▶ _Exercise requirements_
For the records that follow, give the number of lines containing the word "Invitational", with no added text.

▶ _Supplied entries_
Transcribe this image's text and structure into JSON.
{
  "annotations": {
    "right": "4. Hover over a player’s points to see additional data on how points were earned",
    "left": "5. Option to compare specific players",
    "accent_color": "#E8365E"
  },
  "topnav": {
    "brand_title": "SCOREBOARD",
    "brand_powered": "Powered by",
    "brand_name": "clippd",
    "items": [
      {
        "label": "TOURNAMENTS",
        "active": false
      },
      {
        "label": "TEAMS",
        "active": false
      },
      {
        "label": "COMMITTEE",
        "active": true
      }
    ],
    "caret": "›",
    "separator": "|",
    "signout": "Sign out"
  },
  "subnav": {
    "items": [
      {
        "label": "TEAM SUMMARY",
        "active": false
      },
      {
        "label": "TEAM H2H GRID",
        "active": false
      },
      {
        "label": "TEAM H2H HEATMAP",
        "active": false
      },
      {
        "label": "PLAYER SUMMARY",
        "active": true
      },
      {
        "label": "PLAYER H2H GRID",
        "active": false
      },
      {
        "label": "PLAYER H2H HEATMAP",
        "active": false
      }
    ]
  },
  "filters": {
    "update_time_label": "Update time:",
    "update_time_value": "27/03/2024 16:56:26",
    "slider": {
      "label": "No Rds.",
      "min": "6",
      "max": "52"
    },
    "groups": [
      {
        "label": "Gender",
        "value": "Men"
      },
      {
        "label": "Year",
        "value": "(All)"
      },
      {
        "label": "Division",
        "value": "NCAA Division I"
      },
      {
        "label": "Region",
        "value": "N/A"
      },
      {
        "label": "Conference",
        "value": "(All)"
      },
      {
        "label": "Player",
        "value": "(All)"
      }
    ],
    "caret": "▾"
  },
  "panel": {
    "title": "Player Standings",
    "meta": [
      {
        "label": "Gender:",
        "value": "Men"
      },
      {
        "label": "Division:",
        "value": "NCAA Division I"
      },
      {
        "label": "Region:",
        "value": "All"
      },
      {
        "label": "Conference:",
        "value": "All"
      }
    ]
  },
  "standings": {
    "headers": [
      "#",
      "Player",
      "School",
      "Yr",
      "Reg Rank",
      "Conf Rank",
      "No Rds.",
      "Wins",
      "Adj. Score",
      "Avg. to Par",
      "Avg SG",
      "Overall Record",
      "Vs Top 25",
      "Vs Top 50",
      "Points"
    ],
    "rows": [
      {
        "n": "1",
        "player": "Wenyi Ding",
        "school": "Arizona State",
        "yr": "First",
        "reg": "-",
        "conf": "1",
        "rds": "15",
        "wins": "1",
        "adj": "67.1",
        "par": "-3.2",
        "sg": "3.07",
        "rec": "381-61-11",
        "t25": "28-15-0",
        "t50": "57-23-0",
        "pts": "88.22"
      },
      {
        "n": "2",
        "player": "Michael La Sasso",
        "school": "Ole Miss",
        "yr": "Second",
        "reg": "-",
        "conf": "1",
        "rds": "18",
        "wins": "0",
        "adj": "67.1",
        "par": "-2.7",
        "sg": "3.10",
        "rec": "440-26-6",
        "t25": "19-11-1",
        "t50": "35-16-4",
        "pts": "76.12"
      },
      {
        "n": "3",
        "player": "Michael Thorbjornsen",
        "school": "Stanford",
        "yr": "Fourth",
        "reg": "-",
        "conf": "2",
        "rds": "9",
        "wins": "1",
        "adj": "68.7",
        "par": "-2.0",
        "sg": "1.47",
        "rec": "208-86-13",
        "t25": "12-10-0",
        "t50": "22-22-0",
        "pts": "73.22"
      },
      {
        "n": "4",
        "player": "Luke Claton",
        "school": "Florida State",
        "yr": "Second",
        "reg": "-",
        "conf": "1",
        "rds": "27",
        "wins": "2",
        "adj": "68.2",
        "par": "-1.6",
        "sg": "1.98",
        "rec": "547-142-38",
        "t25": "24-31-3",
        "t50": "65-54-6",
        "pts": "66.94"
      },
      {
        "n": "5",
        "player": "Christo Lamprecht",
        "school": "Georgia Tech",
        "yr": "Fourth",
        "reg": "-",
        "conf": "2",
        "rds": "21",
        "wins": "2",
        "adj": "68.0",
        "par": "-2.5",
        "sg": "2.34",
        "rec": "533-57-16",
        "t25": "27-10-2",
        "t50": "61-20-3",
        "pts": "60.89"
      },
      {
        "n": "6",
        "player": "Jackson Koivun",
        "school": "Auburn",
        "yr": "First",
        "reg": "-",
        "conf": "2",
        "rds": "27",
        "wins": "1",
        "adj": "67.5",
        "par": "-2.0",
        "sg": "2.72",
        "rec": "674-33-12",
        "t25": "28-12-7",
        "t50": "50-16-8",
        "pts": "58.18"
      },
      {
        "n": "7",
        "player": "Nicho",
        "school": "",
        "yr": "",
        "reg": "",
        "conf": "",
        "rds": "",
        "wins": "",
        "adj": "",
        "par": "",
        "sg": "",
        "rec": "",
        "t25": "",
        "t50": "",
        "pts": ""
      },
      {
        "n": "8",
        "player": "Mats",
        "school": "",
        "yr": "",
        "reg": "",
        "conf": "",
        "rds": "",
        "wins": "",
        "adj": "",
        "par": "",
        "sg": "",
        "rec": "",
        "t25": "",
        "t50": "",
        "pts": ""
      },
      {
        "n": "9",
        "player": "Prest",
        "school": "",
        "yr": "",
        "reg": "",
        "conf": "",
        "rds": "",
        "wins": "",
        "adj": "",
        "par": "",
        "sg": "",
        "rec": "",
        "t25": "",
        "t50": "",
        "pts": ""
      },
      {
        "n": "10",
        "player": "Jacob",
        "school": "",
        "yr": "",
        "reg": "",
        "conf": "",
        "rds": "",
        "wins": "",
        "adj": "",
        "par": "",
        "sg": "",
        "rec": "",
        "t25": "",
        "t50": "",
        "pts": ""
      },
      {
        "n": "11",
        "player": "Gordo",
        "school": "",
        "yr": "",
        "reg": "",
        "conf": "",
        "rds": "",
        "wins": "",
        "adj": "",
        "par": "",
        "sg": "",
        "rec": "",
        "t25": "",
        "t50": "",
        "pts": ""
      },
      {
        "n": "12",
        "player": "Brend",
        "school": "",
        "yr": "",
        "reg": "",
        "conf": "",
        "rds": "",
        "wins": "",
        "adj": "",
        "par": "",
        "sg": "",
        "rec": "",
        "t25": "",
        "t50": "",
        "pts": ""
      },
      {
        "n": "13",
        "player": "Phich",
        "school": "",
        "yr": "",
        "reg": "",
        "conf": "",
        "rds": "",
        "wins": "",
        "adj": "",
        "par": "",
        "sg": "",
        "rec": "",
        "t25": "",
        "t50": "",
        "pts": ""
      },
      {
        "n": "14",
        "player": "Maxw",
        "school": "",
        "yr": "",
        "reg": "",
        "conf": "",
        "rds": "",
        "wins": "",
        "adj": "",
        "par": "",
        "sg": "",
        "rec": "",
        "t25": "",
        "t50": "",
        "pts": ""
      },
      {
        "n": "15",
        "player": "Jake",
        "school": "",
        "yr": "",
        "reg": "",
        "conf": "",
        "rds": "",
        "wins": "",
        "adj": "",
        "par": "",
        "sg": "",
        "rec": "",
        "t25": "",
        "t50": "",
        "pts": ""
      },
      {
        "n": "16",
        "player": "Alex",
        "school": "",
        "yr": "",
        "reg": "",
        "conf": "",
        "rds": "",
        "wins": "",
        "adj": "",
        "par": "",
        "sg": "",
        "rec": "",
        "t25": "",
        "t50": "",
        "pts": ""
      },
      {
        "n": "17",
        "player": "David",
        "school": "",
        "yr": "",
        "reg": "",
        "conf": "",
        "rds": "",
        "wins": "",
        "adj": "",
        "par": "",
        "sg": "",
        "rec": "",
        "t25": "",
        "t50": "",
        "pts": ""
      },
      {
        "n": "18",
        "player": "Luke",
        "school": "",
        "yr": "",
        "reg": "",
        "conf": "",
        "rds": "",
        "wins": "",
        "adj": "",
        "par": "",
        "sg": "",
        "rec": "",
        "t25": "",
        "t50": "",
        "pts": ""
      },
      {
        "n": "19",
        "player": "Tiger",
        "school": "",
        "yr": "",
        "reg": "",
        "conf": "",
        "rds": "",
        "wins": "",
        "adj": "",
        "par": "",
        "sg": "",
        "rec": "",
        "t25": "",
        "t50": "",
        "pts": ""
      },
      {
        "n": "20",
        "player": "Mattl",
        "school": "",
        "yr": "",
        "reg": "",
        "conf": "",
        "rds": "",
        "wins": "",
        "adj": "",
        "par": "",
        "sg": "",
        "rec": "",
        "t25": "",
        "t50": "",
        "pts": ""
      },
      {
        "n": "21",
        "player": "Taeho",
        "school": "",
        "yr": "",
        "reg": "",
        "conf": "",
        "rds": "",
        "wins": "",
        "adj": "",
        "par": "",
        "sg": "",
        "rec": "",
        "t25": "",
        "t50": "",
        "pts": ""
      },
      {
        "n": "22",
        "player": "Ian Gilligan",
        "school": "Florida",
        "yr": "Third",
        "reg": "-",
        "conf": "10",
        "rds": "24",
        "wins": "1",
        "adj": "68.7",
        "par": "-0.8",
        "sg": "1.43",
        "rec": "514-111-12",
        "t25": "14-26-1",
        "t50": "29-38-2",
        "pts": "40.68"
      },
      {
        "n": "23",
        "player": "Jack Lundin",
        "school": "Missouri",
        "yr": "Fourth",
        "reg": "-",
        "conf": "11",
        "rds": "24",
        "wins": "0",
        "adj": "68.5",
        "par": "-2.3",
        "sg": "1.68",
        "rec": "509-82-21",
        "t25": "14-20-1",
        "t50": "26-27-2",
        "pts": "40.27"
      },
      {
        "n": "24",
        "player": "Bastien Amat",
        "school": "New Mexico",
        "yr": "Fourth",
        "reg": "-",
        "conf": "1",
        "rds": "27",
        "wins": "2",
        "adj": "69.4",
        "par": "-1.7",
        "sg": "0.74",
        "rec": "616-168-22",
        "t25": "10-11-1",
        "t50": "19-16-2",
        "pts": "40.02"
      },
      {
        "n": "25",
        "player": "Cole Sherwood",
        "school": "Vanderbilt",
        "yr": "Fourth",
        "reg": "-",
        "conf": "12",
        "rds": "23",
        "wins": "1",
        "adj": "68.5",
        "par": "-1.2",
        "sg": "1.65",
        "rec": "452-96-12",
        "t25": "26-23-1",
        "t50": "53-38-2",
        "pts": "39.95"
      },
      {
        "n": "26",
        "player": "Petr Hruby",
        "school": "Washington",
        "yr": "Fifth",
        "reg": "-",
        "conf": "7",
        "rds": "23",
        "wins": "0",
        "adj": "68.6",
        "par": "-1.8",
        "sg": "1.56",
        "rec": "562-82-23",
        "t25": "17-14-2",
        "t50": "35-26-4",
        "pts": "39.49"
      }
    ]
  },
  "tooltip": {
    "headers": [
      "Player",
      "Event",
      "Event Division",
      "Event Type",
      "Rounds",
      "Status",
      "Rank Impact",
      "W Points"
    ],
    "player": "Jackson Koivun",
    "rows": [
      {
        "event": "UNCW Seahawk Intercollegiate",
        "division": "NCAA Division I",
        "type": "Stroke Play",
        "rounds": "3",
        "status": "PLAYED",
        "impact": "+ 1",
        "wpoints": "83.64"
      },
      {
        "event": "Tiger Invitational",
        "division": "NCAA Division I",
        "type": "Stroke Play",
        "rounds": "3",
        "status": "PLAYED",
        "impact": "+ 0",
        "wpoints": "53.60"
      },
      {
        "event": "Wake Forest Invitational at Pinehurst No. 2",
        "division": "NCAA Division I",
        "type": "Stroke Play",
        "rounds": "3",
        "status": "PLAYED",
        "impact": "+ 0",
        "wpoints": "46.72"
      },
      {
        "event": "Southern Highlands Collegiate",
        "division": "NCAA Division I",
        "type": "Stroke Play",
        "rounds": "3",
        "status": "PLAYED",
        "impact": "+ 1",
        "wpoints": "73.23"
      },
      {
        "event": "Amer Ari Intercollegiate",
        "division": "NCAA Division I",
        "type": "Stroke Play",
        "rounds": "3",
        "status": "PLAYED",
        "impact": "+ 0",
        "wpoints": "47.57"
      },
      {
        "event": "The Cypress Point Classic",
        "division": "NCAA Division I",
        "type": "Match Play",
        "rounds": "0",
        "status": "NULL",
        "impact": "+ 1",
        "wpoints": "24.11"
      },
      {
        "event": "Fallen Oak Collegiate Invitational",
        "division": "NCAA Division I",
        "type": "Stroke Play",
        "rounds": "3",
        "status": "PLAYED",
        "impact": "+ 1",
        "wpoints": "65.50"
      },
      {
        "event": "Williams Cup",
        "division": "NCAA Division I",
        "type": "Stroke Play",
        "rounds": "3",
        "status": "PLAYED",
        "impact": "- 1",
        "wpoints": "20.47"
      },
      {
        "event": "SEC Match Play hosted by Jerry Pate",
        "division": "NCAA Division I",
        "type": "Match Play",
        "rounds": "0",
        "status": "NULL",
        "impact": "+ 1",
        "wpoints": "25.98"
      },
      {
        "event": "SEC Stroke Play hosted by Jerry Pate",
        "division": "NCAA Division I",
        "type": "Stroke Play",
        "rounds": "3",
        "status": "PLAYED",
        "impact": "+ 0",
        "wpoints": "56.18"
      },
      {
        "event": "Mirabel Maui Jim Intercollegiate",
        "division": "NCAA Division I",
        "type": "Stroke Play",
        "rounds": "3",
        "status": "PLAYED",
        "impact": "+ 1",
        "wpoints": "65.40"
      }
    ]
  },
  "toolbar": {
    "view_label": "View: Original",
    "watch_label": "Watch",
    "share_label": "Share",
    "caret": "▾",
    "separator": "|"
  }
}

▶ _Solution to the problem_
3